Grants awarded by the Cherokee Preservation Foundation are funded by casino proceeds of the Eastern Band of Cherokee Indians. Grants are awarded to efforts that advance the cultural attractions’ heritage programming efforts and to facilitate Cherokee language revitalization efforts.
Major new support of heritage tourism includes:
• A $500,000 grant to continue an award winning marketing campaign that spotlights the Cherokee Historical Association’s Unto These Hills outdoor drama production and Oconaluftee Indian Village, Qualla Arts & Crafts Mutual, and the Museum of the Cherokee Indian.
• A $129,000 grant to offer theatre training to local performers that will help prepare them for involvement in the new, more culturally-oriented production of Unto These Hills, the popular retelling of the Cherokee people’s story. The grant will also provide ticketing for local schools to attend the drama and living history village.
• A $75,000 grant will enable training a cadre of cultural ambassadors to enhance the major Cherokee cultural attractions and the making of traditional Cherokee clothing for the ambassadors.
• A nearly $120,000 grant will support continuation and expansion of the Festival of Native Peoples, which features performers and artisans from tribes across the United States, Canada and Mexico. The 2007 festival will take place in July.
• A $127,000 grant will support an effort led by the new Cherokee Chamber of Commerce to stimulate tourism by creating a clearly identifiable “Cultural District” within Cherokee with the help of signage and banners.
• A $15,000 grant will support an initiative by the Museum of the Cherokee Indian to translate Cherokee literary works into the Cherokee language. The first of these is Thirteen Moons, by Charles Frazier.
Major support from Cherokee Preservation Foundation for Cherokee language revitalization efforts includes:
• A $206,000 grant to develop curriculum and learning materials for language immersion programs, in which students hear and learn their native language during the entire experience, and more conventional community-based language learning programs.
• A nearly $85,000 grant to enable the development of a second-level language course that will allow higher level Cherokee speakers to advance their skills more quickly, and to support a Cherokee Language Immersion Camp in the Snowbird Community. The Kituwah Preservation and Education Program and Western Carolina University are in the process of developing a comprehensive Cherokee language revitalization initiative, and the program is being guided by their recognition that language learning must come from the community in order to have an impact.

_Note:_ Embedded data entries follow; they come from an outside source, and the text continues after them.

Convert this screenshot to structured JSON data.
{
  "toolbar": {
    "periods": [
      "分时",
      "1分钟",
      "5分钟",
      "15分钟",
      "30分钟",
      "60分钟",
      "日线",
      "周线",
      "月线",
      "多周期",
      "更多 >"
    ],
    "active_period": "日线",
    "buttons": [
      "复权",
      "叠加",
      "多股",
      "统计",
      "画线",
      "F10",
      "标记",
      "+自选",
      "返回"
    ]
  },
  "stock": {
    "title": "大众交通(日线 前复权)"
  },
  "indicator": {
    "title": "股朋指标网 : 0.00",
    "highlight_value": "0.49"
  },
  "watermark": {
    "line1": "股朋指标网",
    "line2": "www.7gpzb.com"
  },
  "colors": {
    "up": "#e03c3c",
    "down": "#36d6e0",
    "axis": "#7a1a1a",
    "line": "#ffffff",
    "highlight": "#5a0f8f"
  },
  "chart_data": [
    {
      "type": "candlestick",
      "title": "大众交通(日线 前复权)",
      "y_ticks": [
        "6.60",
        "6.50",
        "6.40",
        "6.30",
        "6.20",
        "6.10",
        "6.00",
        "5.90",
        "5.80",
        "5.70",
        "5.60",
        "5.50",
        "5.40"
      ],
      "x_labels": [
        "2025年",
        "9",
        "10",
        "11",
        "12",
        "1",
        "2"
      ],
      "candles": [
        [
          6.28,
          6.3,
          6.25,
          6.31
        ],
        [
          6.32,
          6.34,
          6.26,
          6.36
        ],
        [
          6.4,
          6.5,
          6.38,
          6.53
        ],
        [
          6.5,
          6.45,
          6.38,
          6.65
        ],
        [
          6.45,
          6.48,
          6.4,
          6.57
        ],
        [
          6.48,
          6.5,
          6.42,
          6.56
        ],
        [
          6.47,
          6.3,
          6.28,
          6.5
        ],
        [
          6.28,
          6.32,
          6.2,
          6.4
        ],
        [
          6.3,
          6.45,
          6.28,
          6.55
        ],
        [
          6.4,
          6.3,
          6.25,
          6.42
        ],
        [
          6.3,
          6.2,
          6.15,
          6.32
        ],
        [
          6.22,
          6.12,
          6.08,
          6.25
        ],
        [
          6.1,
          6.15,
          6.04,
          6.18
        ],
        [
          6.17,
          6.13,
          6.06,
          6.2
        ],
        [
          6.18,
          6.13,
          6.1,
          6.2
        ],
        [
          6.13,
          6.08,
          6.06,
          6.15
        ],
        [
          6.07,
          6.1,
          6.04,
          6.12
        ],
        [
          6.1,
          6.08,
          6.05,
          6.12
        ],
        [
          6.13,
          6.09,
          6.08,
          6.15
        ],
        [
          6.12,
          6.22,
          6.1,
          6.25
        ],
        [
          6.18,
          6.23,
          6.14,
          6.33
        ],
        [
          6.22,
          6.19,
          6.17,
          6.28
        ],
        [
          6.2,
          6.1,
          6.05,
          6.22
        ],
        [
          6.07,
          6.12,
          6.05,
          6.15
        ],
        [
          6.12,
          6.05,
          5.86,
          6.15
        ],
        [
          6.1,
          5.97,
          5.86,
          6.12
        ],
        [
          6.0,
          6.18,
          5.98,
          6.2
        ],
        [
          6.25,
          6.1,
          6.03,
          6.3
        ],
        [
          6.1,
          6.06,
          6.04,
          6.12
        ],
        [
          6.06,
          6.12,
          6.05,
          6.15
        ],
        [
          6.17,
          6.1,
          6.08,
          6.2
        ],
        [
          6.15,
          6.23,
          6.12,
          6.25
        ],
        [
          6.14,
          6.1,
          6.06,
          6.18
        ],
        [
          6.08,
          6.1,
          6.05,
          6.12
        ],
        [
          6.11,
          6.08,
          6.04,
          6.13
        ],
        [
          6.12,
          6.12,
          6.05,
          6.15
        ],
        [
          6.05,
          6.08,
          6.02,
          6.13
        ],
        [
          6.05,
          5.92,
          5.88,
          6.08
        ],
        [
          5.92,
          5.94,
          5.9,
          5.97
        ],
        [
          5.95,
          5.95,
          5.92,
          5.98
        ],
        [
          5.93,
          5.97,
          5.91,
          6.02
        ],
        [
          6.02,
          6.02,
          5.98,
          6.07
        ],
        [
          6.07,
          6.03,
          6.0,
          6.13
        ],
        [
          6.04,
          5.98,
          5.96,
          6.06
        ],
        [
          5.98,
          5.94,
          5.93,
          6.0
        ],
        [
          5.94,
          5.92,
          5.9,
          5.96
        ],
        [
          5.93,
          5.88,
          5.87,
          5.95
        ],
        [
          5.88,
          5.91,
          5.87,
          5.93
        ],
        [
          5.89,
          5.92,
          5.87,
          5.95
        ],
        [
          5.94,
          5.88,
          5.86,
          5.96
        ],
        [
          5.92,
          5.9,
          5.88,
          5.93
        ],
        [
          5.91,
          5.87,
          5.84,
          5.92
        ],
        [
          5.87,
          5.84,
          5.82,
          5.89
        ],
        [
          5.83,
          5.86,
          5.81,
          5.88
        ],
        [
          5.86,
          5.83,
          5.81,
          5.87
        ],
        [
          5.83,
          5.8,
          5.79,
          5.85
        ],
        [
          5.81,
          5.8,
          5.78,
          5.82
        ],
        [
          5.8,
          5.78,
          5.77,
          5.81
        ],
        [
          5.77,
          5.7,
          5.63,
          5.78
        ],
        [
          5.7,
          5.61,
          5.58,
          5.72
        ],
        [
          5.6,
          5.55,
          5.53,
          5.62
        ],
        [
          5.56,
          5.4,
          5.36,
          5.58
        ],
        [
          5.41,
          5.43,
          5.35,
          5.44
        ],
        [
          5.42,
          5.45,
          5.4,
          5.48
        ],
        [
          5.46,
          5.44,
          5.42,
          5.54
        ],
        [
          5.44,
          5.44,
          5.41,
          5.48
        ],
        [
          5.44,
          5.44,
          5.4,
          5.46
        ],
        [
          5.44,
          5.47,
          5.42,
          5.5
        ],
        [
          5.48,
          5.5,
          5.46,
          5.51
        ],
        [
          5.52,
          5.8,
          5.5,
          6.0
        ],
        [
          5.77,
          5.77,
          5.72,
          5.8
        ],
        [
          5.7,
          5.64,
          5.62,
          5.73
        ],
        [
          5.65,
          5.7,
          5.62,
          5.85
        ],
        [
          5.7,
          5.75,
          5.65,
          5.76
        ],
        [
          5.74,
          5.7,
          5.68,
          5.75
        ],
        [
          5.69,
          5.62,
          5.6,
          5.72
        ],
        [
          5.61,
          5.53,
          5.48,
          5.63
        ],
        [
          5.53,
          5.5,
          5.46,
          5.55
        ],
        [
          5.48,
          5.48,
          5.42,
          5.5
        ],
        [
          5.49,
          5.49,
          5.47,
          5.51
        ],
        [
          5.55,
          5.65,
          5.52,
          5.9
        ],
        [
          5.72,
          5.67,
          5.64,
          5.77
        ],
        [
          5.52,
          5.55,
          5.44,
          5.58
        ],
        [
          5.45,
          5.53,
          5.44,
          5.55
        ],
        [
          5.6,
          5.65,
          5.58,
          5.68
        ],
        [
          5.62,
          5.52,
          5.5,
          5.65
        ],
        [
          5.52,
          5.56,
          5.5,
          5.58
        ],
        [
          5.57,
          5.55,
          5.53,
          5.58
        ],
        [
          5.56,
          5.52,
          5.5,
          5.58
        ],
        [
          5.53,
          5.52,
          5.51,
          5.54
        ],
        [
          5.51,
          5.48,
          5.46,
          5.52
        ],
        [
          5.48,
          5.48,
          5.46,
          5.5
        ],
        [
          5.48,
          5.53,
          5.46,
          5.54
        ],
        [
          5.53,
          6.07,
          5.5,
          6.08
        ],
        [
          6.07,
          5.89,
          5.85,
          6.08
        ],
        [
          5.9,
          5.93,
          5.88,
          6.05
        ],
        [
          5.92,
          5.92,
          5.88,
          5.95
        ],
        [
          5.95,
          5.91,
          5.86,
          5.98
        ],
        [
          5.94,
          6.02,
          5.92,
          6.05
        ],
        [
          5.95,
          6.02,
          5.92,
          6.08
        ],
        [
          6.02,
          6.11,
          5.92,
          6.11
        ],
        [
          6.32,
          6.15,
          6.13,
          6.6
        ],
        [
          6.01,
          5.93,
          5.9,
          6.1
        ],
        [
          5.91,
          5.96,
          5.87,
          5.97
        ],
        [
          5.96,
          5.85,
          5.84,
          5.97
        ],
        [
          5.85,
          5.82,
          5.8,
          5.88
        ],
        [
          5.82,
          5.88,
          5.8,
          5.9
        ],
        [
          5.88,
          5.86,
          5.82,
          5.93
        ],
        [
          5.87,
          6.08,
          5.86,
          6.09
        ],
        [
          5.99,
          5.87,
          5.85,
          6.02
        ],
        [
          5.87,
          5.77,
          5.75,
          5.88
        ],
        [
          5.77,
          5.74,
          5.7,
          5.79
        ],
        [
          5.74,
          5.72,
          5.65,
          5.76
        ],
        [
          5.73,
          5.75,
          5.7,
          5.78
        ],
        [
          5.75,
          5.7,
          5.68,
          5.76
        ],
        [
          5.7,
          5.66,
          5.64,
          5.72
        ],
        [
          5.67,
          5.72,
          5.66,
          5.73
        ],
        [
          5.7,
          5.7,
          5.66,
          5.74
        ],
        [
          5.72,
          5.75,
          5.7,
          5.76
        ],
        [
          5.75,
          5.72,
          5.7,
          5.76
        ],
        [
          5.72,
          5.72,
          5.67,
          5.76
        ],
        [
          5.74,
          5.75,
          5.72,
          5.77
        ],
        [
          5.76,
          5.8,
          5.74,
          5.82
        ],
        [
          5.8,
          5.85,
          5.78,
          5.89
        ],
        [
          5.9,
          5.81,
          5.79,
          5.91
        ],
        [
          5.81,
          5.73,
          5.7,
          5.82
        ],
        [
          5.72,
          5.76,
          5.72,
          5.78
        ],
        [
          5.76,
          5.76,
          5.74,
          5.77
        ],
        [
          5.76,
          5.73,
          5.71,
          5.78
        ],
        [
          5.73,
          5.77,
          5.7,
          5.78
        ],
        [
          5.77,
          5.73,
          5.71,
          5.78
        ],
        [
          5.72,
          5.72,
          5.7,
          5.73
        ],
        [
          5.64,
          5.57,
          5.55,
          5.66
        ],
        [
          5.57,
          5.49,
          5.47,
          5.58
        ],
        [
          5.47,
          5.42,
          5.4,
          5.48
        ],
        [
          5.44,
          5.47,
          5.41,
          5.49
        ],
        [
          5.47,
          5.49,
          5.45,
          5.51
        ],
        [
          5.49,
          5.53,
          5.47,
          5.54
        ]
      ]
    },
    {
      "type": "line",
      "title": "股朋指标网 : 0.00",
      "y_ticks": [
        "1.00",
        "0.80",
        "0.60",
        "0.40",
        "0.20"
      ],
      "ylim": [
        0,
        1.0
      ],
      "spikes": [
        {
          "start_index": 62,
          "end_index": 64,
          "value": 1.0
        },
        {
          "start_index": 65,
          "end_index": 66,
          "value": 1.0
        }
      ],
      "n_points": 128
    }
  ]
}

• A $55,000 grant that will enable the Kituwah Preservation and Education Program to develop an operating plan for the Kituwah Academy, a planned facility that will house language immersion programs for children from infancy through fifth grade.
• A nearly $235,000 grant to Western Carolina University to create materials for all levels of Cherokee language learners and to develop a Cherokee language degree program and the necessary textbooks for this program.